**Exercise requirements**. What follows is a set of records; repeat them exactly, without the pictures.

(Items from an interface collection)
[Start of section]
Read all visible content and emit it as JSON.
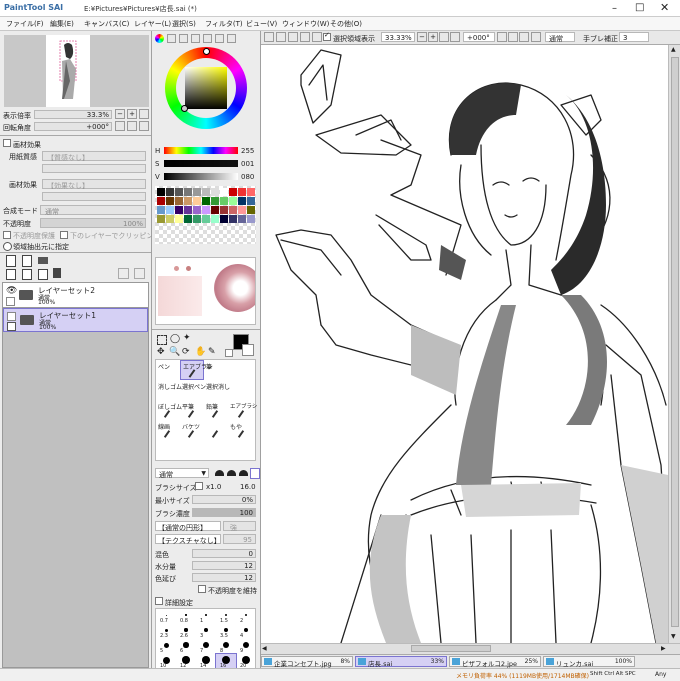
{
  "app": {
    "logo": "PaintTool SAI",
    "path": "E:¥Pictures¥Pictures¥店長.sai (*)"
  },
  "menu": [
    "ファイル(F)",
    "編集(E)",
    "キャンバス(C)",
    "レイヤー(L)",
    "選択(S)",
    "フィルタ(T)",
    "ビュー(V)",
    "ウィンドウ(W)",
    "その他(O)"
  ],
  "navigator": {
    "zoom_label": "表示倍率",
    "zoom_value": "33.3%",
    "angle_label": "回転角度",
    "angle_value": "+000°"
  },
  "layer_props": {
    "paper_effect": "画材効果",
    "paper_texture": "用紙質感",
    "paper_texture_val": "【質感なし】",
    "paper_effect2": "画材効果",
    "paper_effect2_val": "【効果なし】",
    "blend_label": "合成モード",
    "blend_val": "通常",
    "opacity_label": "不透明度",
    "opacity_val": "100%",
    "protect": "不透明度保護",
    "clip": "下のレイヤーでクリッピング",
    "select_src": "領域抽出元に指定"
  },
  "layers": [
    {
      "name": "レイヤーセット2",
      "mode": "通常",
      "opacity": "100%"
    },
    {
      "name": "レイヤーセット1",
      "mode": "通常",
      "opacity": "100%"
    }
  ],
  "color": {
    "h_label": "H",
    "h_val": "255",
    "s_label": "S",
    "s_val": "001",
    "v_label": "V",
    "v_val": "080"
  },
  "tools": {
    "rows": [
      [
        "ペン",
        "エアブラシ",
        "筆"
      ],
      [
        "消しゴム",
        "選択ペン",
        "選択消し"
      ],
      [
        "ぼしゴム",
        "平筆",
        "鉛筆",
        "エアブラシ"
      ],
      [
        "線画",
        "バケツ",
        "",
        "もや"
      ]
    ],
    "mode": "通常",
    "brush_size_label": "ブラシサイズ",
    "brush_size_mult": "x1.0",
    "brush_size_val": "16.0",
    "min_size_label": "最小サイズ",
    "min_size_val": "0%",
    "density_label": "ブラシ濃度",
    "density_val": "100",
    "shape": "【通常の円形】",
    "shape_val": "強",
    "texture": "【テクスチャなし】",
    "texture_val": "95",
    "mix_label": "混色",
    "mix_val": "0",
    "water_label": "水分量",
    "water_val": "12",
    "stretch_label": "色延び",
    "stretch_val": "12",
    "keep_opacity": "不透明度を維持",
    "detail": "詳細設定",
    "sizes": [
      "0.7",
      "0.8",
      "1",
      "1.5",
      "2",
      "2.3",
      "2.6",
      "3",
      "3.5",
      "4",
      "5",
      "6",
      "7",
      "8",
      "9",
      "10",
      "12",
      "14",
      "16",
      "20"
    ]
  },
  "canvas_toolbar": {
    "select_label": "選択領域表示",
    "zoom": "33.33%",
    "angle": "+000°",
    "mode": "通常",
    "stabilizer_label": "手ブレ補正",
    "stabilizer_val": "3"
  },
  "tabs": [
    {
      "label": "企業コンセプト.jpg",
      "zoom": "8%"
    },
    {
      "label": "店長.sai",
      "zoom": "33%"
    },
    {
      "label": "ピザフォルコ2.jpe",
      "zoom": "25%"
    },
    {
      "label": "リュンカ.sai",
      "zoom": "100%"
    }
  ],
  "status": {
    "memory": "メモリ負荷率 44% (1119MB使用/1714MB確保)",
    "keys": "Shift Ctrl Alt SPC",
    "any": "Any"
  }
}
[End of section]
**Answer section**.
Read all visible content and emit it as JSON.
{
  "app": {
    "logo": "PaintTool SAI",
    "path": "E:¥Pictures¥Pictures¥店長.sai (*)"
  },
  "menu": [
    "ファイル(F)",
    "編集(E)",
    "キャンバス(C)",
    "レイヤー(L)",
    "選択(S)",
    "フィルタ(T)",
    "ビュー(V)",
    "ウィンドウ(W)",
    "その他(O)"
  ],
  "navigator": {
    "zoom_label": "表示倍率",
    "zoom_value": "33.3%",
    "angle_label": "回転角度",
    "angle_value": "+000°"
  },
  "layer_props": {
    "paper_effect": "画材効果",
    "paper_texture": "用紙質感",
    "paper_texture_val": "【質感なし】",
    "paper_effect2": "画材効果",
    "paper_effect2_val": "【効果なし】",
    "blend_label": "合成モード",
    "blend_val": "通常",
    "opacity_label": "不透明度",
    "opacity_val": "100%",
    "protect": "不透明度保護",
    "clip": "下のレイヤーでクリッピング",
    "select_src": "領域抽出元に指定"
  },
  "layers": [
    {
      "name": "レイヤーセット2",
      "mode": "通常",
      "opacity": "100%"
    },
    {
      "name": "レイヤーセット1",
      "mode": "通常",
      "opacity": "100%"
    }
  ],
  "color": {
    "h_label": "H",
    "h_val": "255",
    "s_label": "S",
    "s_val": "001",
    "v_label": "V",
    "v_val": "080"
  },
  "tools": {
    "rows": [
      [
        "ペン",
        "エアブラシ",
        "筆"
      ],
      [
        "消しゴム",
        "選択ペン",
        "選択消し"
      ],
      [
        "ぼしゴム",
        "平筆",
        "鉛筆",
        "エアブラシ"
      ],
      [
        "線画",
        "バケツ",
        "",
        "もや"
      ]
    ],
    "mode": "通常",
    "brush_size_label": "ブラシサイズ",
    "brush_size_mult": "x1.0",
    "brush_size_val": "16.0",
    "min_size_label": "最小サイズ",
    "min_size_val": "0%",
    "density_label": "ブラシ濃度",
    "density_val": "100",
    "shape": "【通常の円形】",
    "shape_val": "強",
    "texture": "【テクスチャなし】",
    "texture_val": "95",
    "mix_label": "混色",
    "mix_val": "0",
    "water_label": "水分量",
    "water_val": "12",
    "stretch_label": "色延び",
    "stretch_val": "12",
    "keep_opacity": "不透明度を維持",
    "detail": "詳細設定",
    "sizes": [
      "0.7",
      "0.8",
      "1",
      "1.5",
      "2",
      "2.3",
      "2.6",
      "3",
      "3.5",
      "4",
      "5",
      "6",
      "7",
      "8",
      "9",
      "10",
      "12",
      "14",
      "16",
      "20"
    ]
  },
  "canvas_toolbar": {
    "select_label": "選択領域表示",
    "zoom": "33.33%",
    "angle": "+000°",
    "mode": "通常",
    "stabilizer_label": "手ブレ補正",
    "stabilizer_val": "3"
  },
  "tabs": [
    {
      "label": "企業コンセプト.jpg",
      "zoom": "8%"
    },
    {
      "label": "店長.sai",
      "zoom": "33%"
    },
    {
      "label": "ピザフォルコ2.jpe",
      "zoom": "25%"
    },
    {
      "label": "リュンカ.sai",
      "zoom": "100%"
    }
  ],
  "status": {
    "memory": "メモリ負荷率 44% (1119MB使用/1714MB確保)",
    "keys": "Shift Ctrl Alt SPC",
    "any": "Any"
  }
}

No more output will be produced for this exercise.